Task statement –
Give back each line of the listing precisely as written.
★ ★ ★ ★ ★
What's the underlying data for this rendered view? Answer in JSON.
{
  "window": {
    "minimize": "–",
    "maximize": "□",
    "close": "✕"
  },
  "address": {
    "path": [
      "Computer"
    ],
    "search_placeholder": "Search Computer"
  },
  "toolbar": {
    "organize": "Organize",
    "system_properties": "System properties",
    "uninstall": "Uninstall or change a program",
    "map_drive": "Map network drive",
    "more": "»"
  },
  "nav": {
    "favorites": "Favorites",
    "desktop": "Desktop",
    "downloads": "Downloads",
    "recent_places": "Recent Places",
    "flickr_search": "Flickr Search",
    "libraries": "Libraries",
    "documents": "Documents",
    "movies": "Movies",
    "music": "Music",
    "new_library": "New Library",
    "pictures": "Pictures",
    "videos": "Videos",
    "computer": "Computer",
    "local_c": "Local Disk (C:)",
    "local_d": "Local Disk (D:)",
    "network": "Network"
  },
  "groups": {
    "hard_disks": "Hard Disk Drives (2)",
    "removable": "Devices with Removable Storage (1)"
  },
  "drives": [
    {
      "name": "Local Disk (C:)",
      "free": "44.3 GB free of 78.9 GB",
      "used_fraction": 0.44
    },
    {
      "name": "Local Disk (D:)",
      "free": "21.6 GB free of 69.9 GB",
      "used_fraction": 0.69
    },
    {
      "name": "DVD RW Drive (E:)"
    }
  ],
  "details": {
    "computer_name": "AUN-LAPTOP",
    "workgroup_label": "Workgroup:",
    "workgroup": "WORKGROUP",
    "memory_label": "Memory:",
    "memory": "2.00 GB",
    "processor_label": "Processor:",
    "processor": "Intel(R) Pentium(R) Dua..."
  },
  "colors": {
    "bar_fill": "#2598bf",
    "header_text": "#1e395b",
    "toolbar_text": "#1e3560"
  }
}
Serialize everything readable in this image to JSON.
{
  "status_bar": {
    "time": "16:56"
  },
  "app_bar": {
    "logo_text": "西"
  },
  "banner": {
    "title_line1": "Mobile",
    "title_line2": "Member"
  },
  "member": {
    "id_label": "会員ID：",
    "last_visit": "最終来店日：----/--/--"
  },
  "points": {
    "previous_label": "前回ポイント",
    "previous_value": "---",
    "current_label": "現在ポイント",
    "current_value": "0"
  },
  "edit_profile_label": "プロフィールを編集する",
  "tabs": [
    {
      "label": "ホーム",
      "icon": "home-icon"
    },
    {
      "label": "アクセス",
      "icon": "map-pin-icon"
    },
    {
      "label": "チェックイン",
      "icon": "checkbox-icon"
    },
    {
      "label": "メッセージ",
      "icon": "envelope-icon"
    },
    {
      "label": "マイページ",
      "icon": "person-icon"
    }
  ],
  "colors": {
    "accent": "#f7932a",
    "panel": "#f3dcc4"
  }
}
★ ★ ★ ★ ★
Solution to this exercise –
What's the underlying data for this rendered view? Answer in JSON.
{
  "window": {
    "minimize": "–",
    "maximize": "□",
    "close": "✕"
  },
  "address": {
    "path": [
      "Computer"
    ],
    "search_placeholder": "Search Computer"
  },
  "toolbar": {
    "organize": "Organize",
    "system_properties": "System properties",
    "uninstall": "Uninstall or change a program",
    "map_drive": "Map network drive",
    "more": "»"
  },
  "nav": {
    "favorites": "Favorites",
    "desktop": "Desktop",
    "downloads": "Downloads",
    "recent_places": "Recent Places",
    "flickr_search": "Flickr Search",
    "libraries": "Libraries",
    "documents": "Documents",
    "movies": "Movies",
    "music": "Music",
    "new_library": "New Library",
    "pictures": "Pictures",
    "videos": "Videos",
    "computer": "Computer",
    "local_c": "Local Disk (C:)",
    "local_d": "Local Disk (D:)",
    "network": "Network"
  },
  "groups": {
    "hard_disks": "Hard Disk Drives (2)",
    "removable": "Devices with Removable Storage (1)"
  },
  "drives": [
    {
      "name": "Local Disk (C:)",
      "free": "44.3 GB free of 78.9 GB",
      "used_fraction": 0.44
    },
    {
      "name": "Local Disk (D:)",
      "free": "21.6 GB free of 69.9 GB",
      "used_fraction": 0.69
    },
    {
      "name": "DVD RW Drive (E:)"
    }
  ],
  "details": {
    "computer_name": "AUN-LAPTOP",
    "workgroup_label": "Workgroup:",
    "workgroup": "WORKGROUP",
    "memory_label": "Memory:",
    "memory": "2.00 GB",
    "processor_label": "Processor:",
    "processor": "Intel(R) Pentium(R) Dua..."
  },
  "colors": {
    "bar_fill": "#2598bf",
    "header_text": "#1e395b",
    "toolbar_text": "#1e3560"
  }
}
Serialize everything readable in this image to JSON.
{
  "status_bar": {
    "time": "16:56"
  },
  "app_bar": {
    "logo_text": "西"
  },
  "banner": {
    "title_line1": "Mobile",
    "title_line2": "Member"
  },
  "member": {
    "id_label": "会員ID：",
    "last_visit": "最終来店日：----/--/--"
  },
  "points": {
    "previous_label": "前回ポイント",
    "previous_value": "---",
    "current_label": "現在ポイント",
    "current_value": "0"
  },
  "edit_profile_label": "プロフィールを編集する",
  "tabs": [
    {
      "label": "ホーム",
      "icon": "home-icon"
    },
    {
      "label": "アクセス",
      "icon": "map-pin-icon"
    },
    {
      "label": "チェックイン",
      "icon": "checkbox-icon"
    },
    {
      "label": "メッセージ",
      "icon": "envelope-icon"
    },
    {
      "label": "マイページ",
      "icon": "person-icon"
    }
  ],
  "colors": {
    "accent": "#f7932a",
    "panel": "#f3dcc4"
  }
}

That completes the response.